Below are some entries. Copy each line in them that holds "search".

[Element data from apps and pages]
::::
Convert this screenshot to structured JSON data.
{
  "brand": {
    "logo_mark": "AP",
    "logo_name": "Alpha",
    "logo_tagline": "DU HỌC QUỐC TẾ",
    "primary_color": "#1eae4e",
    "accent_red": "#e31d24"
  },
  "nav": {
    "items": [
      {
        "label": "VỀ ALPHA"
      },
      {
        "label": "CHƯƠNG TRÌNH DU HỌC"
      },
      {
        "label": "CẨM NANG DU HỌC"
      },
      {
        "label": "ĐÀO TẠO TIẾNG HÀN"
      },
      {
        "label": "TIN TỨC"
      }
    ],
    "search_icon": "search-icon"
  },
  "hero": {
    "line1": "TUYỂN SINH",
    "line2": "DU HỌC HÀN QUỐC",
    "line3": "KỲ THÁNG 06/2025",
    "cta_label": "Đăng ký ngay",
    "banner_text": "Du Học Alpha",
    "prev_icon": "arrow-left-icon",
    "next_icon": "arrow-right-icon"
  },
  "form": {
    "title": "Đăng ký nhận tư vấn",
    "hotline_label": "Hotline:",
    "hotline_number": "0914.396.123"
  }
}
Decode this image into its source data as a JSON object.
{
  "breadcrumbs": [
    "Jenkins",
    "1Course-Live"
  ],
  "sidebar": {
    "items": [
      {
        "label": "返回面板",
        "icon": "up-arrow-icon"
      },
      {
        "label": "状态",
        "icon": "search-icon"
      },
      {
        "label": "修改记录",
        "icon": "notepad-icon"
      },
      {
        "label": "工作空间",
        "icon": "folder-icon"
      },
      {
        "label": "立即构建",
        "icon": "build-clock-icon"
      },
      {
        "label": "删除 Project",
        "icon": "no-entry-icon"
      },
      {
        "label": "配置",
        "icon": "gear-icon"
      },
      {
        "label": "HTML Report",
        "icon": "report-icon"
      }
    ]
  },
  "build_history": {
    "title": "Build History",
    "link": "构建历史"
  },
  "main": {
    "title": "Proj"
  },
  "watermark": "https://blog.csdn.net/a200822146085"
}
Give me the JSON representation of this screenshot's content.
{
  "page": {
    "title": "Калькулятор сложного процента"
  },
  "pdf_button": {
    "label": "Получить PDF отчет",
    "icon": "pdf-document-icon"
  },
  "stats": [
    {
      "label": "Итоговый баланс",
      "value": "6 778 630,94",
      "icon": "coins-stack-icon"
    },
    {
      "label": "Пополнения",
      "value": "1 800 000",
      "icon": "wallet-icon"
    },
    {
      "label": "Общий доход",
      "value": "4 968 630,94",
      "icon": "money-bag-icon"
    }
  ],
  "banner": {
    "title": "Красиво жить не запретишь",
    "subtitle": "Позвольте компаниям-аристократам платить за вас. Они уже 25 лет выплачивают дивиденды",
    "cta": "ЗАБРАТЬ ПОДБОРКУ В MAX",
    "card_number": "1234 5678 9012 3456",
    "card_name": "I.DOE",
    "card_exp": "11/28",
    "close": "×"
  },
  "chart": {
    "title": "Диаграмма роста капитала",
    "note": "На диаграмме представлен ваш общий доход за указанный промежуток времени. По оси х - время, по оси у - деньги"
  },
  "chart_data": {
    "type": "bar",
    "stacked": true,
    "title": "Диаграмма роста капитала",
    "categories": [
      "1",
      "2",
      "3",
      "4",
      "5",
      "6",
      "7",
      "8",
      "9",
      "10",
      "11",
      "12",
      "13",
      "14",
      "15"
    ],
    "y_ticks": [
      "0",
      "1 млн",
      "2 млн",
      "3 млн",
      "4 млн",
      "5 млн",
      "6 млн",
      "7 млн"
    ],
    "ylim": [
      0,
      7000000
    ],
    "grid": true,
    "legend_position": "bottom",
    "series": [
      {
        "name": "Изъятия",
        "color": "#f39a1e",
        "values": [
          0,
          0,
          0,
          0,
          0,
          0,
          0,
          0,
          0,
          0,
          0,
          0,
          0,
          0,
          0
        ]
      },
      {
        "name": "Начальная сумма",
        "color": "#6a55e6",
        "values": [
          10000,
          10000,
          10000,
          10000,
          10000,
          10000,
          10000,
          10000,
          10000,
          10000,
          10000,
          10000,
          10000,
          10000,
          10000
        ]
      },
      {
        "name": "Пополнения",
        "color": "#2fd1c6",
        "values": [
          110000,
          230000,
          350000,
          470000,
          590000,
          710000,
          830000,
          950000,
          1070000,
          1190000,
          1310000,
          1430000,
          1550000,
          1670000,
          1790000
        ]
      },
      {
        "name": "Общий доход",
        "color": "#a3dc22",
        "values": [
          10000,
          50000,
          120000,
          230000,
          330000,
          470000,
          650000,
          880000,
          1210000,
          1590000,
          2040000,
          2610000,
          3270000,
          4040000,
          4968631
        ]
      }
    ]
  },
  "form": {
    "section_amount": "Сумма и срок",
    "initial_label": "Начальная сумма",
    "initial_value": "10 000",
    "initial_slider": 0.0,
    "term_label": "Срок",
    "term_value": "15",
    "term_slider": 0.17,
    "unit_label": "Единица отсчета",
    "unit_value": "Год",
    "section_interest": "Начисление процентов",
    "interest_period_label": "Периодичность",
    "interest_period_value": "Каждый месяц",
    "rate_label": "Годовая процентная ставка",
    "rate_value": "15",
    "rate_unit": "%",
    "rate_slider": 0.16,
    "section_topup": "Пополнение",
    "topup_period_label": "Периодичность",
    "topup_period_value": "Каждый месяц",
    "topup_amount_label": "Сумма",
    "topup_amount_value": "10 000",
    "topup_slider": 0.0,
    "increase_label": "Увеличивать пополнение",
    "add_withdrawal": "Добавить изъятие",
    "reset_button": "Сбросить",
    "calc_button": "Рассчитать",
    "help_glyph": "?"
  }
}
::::
> _Response_:
    "search_icon": "search-icon"
        "icon": "search-icon"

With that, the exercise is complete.